§ TASK REQUIREMENTS: Would you write out the entries below word for word, omitting the pictures?

§ PROVIDED DATA:
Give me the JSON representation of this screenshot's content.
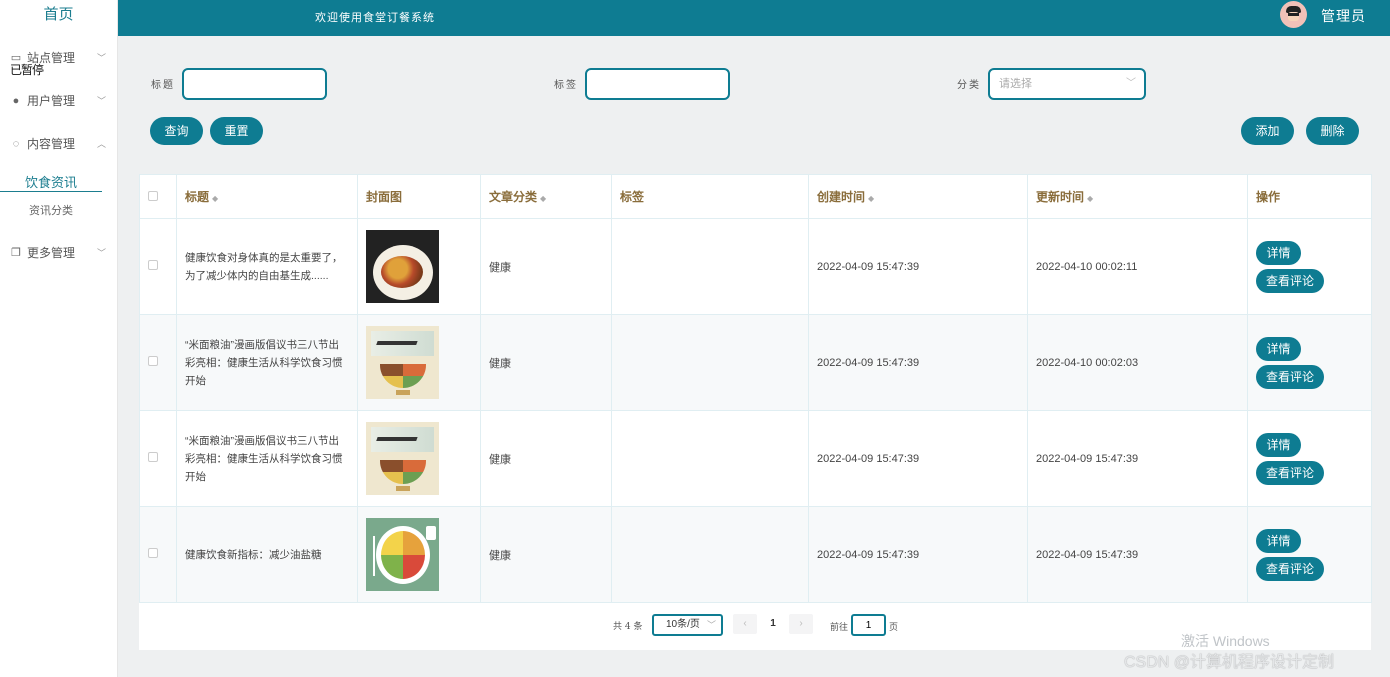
{
  "sidebar": {
    "home": "首页",
    "overlay": "已暂停",
    "menus": [
      {
        "label": "站点管理",
        "icon": "monitor-icon"
      },
      {
        "label": "用户管理",
        "icon": "user-icon"
      },
      {
        "label": "内容管理",
        "icon": "chat-icon"
      },
      {
        "label": "更多管理",
        "icon": "copy-icon"
      }
    ],
    "submenu": {
      "active": "饮食资讯",
      "other": "资讯分类"
    }
  },
  "header": {
    "welcome": "欢迎使用食堂订餐系统",
    "admin": "管理员"
  },
  "filters": {
    "title_label": "标题",
    "title_value": "",
    "tag_label": "标签",
    "tag_value": "",
    "category_label": "分类",
    "category_placeholder": "请选择",
    "query": "查询",
    "reset": "重置",
    "add": "添加",
    "delete": "删除"
  },
  "table": {
    "headers": {
      "title": "标题",
      "cover": "封面图",
      "category": "文章分类",
      "tag": "标签",
      "created": "创建时间",
      "updated": "更新时间",
      "actions": "操作"
    },
    "detail_label": "详情",
    "comment_label": "查看评论",
    "rows": [
      {
        "title": "健康饮食对身体真的是太重要了，为了减少体内的自由基生成......",
        "cover": "food-plate-image",
        "category": "健康",
        "tag": "",
        "created": "2022-04-09 15:47:39",
        "updated": "2022-04-10 00:02:11"
      },
      {
        "title": "“米面粮油”漫画版倡议书三八节出彩亮相：健康生活从科学饮食习惯开始",
        "cover": "poster-image",
        "category": "健康",
        "tag": "",
        "created": "2022-04-09 15:47:39",
        "updated": "2022-04-10 00:02:03"
      },
      {
        "title": "“米面粮油”漫画版倡议书三八节出彩亮相：健康生活从科学饮食习惯开始",
        "cover": "poster-image",
        "category": "健康",
        "tag": "",
        "created": "2022-04-09 15:47:39",
        "updated": "2022-04-09 15:47:39"
      },
      {
        "title": "健康饮食新指标：减少油盐糖",
        "cover": "plate-diagram-image",
        "category": "健康",
        "tag": "",
        "created": "2022-04-09 15:47:39",
        "updated": "2022-04-09 15:47:39"
      }
    ]
  },
  "pagination": {
    "total": "共 4 条",
    "page_size": "10条/页",
    "prev": "‹",
    "current": "1",
    "next": "›",
    "goto_label": "前往",
    "goto_value": "1",
    "page_suffix": "页"
  },
  "watermark": {
    "windows": "激活 Windows",
    "csdn": "CSDN @计算机程序设计定制"
  },
  "colors": {
    "primary": "#0e7c92",
    "header_text": "#8a6d3b"
  }
}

§ RESPONSE AREA:
Give me the JSON representation of this screenshot's content.
{
  "sidebar": {
    "home": "首页",
    "overlay": "已暂停",
    "menus": [
      {
        "label": "站点管理",
        "icon": "monitor-icon"
      },
      {
        "label": "用户管理",
        "icon": "user-icon"
      },
      {
        "label": "内容管理",
        "icon": "chat-icon"
      },
      {
        "label": "更多管理",
        "icon": "copy-icon"
      }
    ],
    "submenu": {
      "active": "饮食资讯",
      "other": "资讯分类"
    }
  },
  "header": {
    "welcome": "欢迎使用食堂订餐系统",
    "admin": "管理员"
  },
  "filters": {
    "title_label": "标题",
    "title_value": "",
    "tag_label": "标签",
    "tag_value": "",
    "category_label": "分类",
    "category_placeholder": "请选择",
    "query": "查询",
    "reset": "重置",
    "add": "添加",
    "delete": "删除"
  },
  "table": {
    "headers": {
      "title": "标题",
      "cover": "封面图",
      "category": "文章分类",
      "tag": "标签",
      "created": "创建时间",
      "updated": "更新时间",
      "actions": "操作"
    },
    "detail_label": "详情",
    "comment_label": "查看评论",
    "rows": [
      {
        "title": "健康饮食对身体真的是太重要了，为了减少体内的自由基生成......",
        "cover": "food-plate-image",
        "category": "健康",
        "tag": "",
        "created": "2022-04-09 15:47:39",
        "updated": "2022-04-10 00:02:11"
      },
      {
        "title": "“米面粮油”漫画版倡议书三八节出彩亮相：健康生活从科学饮食习惯开始",
        "cover": "poster-image",
        "category": "健康",
        "tag": "",
        "created": "2022-04-09 15:47:39",
        "updated": "2022-04-10 00:02:03"
      },
      {
        "title": "“米面粮油”漫画版倡议书三八节出彩亮相：健康生活从科学饮食习惯开始",
        "cover": "poster-image",
        "category": "健康",
        "tag": "",
        "created": "2022-04-09 15:47:39",
        "updated": "2022-04-09 15:47:39"
      },
      {
        "title": "健康饮食新指标：减少油盐糖",
        "cover": "plate-diagram-image",
        "category": "健康",
        "tag": "",
        "created": "2022-04-09 15:47:39",
        "updated": "2022-04-09 15:47:39"
      }
    ]
  },
  "pagination": {
    "total": "共 4 条",
    "page_size": "10条/页",
    "prev": "‹",
    "current": "1",
    "next": "›",
    "goto_label": "前往",
    "goto_value": "1",
    "page_suffix": "页"
  },
  "watermark": {
    "windows": "激活 Windows",
    "csdn": "CSDN @计算机程序设计定制"
  },
  "colors": {
    "primary": "#0e7c92",
    "header_text": "#8a6d3b"
  }
}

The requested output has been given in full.